[Given data — start]
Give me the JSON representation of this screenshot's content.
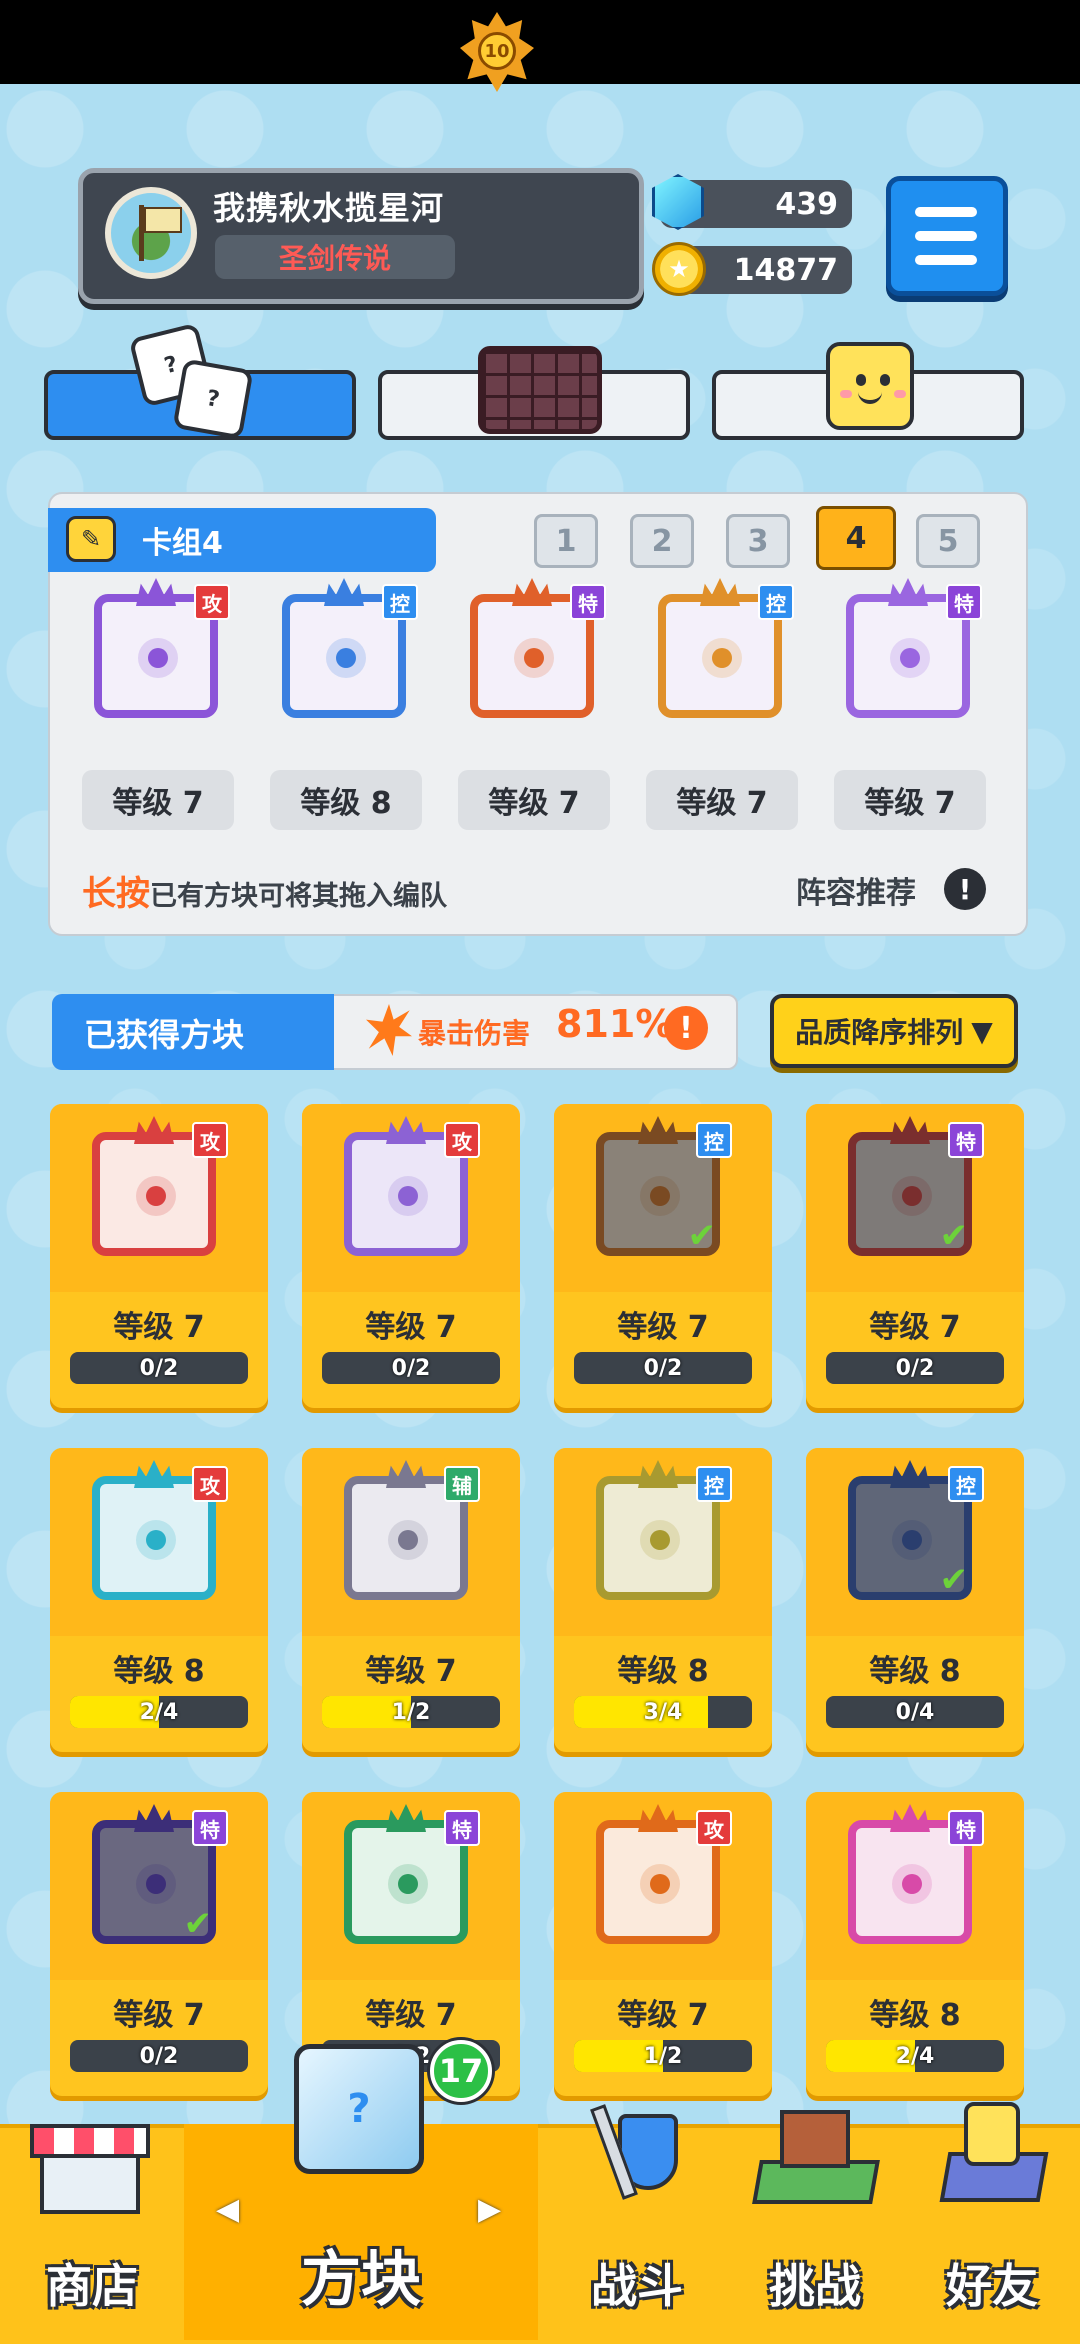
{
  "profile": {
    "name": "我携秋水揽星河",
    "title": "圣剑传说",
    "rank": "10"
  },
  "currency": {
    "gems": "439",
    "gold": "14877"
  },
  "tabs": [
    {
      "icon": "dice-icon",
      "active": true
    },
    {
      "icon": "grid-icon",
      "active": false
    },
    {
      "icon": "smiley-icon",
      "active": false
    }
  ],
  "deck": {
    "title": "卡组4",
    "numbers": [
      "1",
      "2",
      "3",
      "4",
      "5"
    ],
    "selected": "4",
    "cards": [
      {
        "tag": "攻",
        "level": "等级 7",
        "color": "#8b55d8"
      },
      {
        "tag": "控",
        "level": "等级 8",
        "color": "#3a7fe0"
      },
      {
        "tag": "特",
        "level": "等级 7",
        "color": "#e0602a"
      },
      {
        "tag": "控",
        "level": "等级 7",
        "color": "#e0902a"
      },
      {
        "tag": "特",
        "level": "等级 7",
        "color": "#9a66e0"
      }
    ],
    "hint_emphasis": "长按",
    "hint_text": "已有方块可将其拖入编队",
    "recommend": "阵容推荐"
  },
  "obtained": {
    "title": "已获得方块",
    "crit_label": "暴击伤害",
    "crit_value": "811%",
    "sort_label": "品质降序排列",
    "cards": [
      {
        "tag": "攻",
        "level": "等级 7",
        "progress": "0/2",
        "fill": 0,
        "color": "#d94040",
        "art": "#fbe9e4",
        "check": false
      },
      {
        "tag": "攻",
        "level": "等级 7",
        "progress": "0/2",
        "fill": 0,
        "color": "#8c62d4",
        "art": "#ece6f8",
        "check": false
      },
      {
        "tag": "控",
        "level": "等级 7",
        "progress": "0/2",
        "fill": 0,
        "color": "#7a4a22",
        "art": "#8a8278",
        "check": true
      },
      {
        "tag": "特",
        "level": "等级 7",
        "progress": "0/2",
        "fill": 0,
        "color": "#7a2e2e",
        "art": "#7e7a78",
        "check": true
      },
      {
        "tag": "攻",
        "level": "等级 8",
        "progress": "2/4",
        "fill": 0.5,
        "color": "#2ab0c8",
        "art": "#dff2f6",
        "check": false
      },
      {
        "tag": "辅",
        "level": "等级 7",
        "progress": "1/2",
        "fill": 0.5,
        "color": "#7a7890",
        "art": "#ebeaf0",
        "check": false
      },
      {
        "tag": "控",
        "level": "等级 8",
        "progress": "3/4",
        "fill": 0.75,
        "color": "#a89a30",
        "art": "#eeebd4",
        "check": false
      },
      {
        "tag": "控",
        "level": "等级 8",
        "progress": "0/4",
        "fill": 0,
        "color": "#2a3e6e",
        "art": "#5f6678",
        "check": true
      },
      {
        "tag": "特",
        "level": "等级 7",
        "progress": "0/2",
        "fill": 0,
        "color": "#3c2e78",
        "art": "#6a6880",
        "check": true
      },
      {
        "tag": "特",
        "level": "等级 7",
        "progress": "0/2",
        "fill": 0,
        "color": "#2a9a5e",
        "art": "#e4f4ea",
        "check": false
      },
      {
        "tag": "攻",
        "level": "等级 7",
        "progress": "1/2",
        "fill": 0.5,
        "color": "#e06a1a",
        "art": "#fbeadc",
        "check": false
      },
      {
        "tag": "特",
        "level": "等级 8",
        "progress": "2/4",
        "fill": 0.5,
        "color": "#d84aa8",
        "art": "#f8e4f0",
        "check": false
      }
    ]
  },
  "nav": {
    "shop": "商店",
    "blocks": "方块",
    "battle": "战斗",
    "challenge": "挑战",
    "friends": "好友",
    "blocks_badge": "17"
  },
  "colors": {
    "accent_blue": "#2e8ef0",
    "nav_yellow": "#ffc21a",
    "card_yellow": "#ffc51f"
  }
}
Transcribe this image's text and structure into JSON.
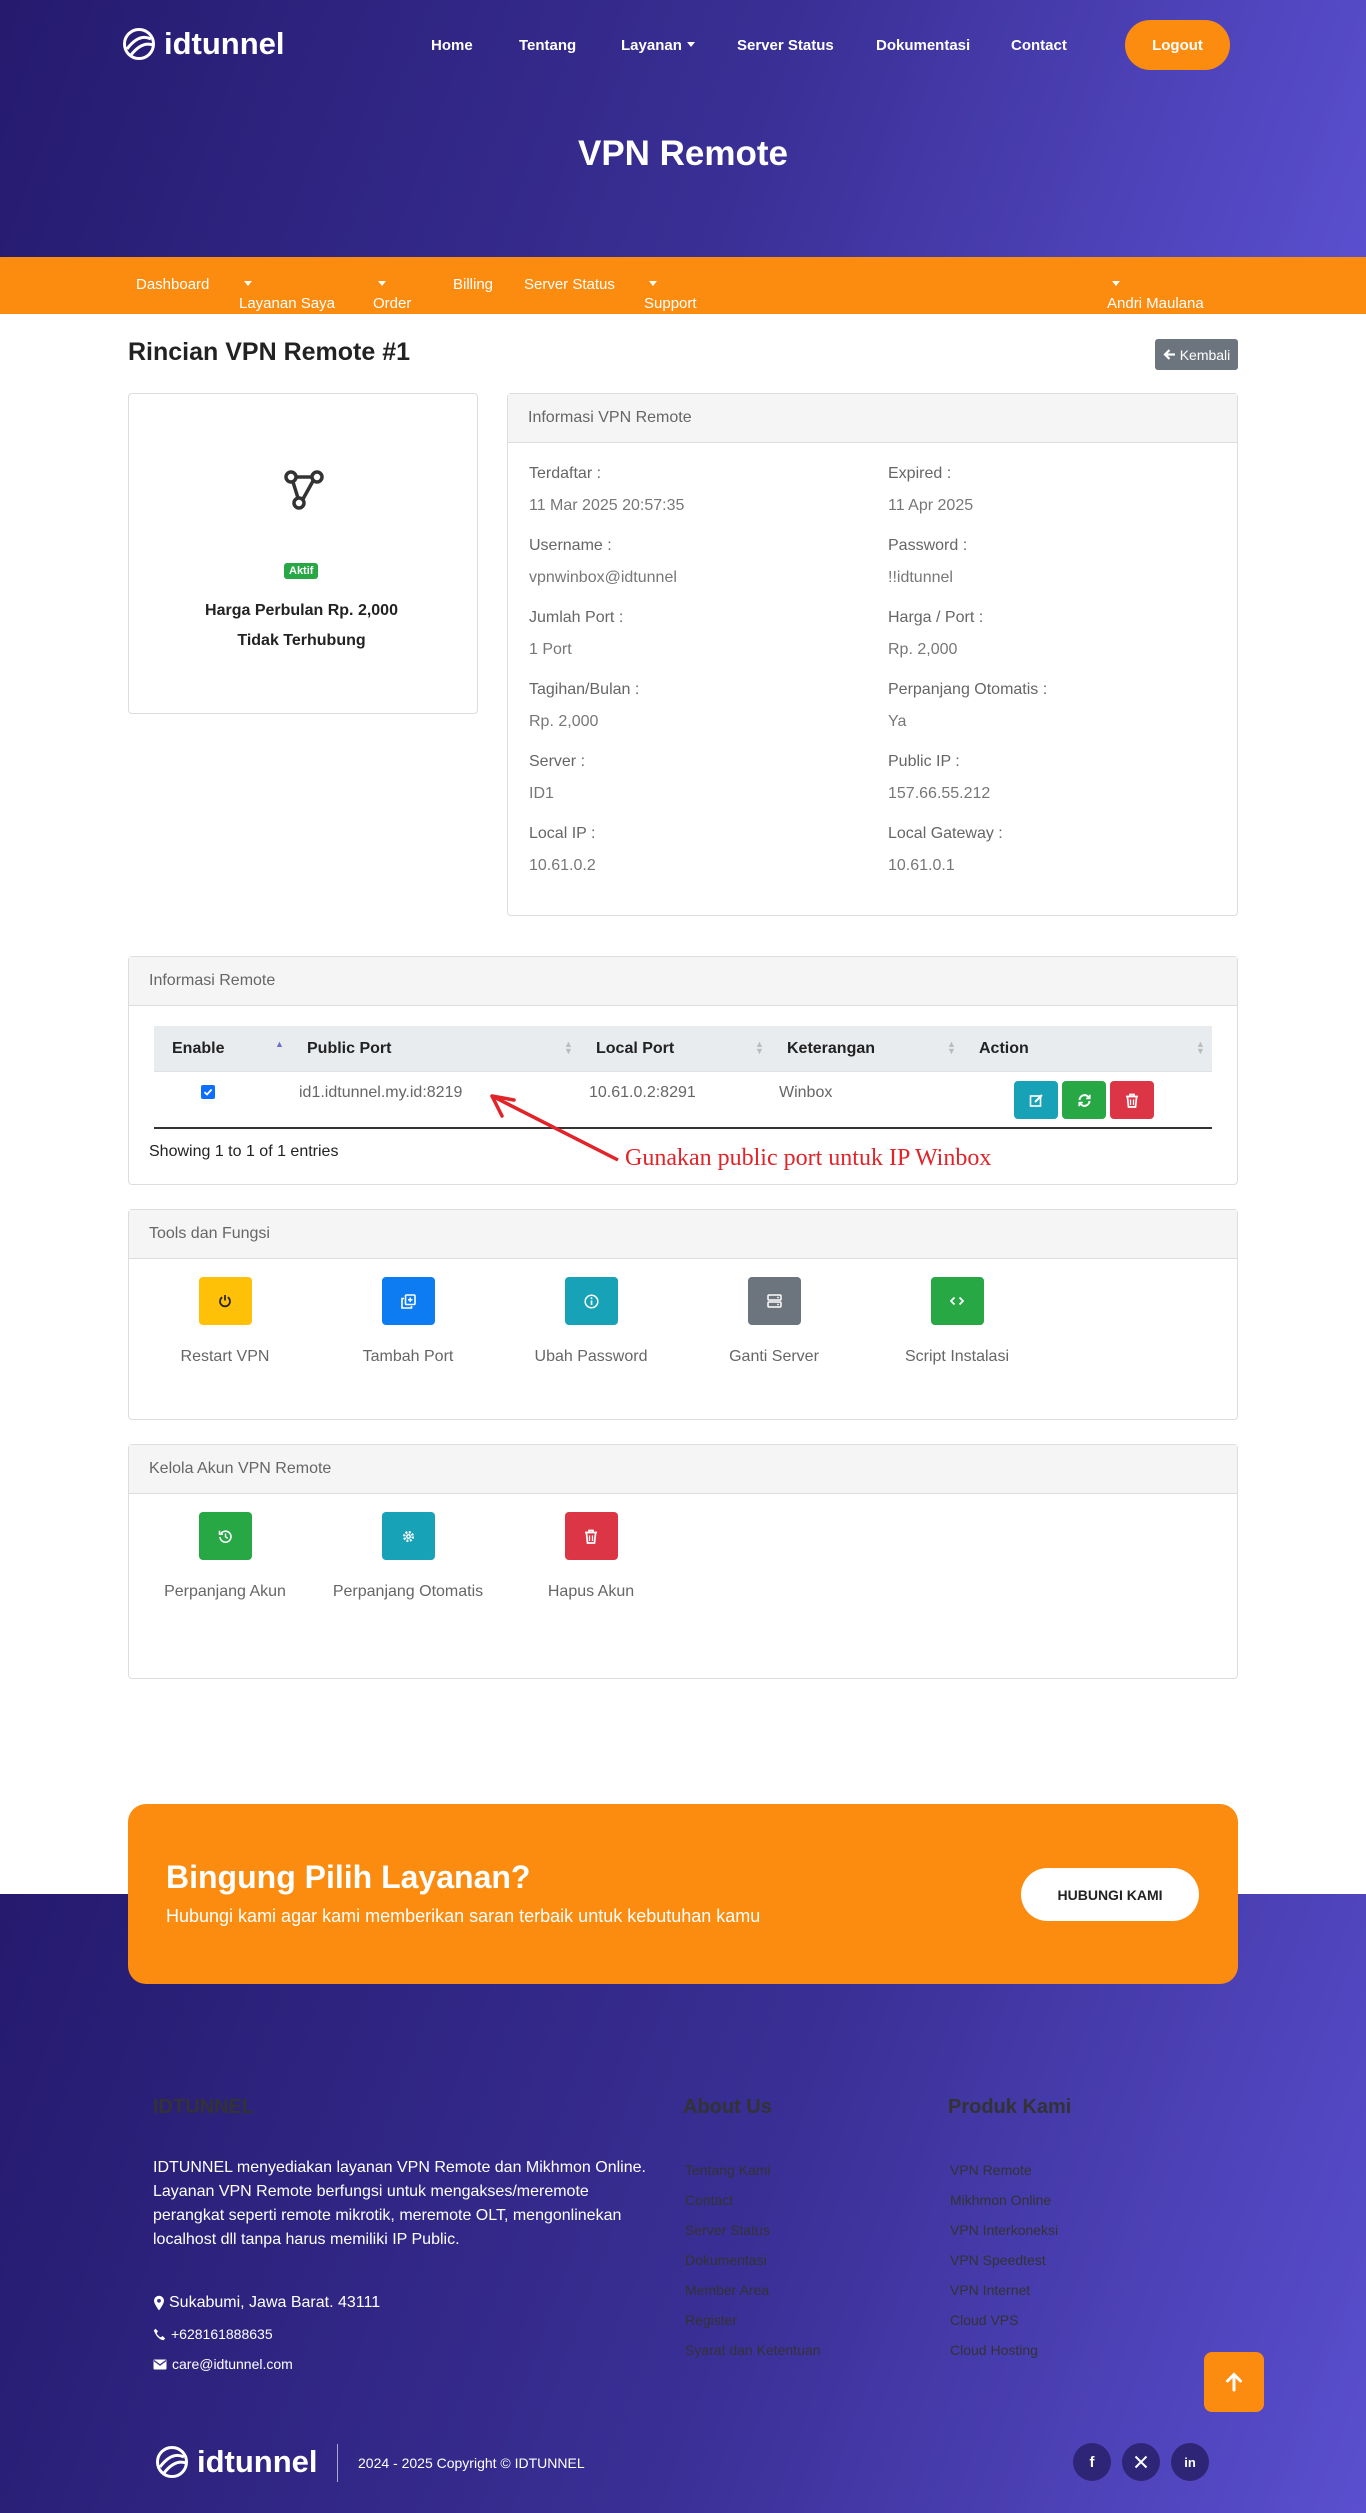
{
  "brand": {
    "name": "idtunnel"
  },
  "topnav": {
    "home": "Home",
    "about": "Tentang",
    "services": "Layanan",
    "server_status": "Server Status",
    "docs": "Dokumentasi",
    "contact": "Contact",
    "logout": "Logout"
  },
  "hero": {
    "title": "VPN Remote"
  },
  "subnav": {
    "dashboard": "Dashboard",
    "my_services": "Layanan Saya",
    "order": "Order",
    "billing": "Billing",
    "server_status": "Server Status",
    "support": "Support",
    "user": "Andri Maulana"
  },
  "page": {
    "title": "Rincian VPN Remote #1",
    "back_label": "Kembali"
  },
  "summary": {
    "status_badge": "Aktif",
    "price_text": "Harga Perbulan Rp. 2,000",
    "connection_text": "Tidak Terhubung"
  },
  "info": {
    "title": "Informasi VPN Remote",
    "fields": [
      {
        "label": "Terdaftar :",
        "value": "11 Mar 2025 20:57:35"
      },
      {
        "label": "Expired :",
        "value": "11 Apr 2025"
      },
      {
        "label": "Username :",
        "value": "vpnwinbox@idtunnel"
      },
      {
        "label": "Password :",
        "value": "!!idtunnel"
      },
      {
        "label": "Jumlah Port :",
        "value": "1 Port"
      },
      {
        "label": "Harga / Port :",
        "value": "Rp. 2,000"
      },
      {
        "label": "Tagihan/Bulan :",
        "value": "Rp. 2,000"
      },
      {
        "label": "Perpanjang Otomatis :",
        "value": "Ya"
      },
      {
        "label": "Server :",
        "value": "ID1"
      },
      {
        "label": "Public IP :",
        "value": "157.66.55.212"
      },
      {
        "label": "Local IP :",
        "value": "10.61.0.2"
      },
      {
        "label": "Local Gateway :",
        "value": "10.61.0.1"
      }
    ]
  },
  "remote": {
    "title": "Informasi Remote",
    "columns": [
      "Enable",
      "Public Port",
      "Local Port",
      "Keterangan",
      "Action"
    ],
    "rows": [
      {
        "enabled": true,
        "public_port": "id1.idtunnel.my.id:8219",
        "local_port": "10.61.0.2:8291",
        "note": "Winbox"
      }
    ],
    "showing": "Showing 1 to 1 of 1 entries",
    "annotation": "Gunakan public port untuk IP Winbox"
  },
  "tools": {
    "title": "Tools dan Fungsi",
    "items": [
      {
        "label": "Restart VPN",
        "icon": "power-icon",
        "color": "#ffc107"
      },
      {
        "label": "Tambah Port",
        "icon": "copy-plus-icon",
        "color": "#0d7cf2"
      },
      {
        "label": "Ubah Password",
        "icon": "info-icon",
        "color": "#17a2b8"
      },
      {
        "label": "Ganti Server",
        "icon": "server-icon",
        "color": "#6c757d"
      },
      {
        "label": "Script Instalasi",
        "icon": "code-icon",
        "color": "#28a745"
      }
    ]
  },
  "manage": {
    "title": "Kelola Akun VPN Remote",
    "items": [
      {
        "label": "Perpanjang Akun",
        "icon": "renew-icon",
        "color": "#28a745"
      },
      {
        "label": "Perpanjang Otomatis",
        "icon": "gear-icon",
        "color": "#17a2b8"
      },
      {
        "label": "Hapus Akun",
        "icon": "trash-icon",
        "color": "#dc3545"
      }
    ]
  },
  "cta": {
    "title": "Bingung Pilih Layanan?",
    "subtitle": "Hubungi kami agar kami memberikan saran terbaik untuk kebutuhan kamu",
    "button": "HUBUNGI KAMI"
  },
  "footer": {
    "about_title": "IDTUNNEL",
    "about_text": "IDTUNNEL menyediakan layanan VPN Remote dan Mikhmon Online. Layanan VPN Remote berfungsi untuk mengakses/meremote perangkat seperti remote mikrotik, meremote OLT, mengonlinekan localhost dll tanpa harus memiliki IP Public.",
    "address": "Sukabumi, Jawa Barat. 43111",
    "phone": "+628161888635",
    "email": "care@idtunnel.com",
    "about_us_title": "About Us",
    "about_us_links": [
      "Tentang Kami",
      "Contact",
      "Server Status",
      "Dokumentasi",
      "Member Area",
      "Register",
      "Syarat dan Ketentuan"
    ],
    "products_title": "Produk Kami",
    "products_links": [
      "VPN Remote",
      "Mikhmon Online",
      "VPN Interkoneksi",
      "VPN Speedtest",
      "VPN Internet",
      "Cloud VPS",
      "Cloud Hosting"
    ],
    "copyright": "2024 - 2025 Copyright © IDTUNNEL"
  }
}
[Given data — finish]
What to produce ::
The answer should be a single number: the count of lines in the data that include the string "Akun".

Task response ::
3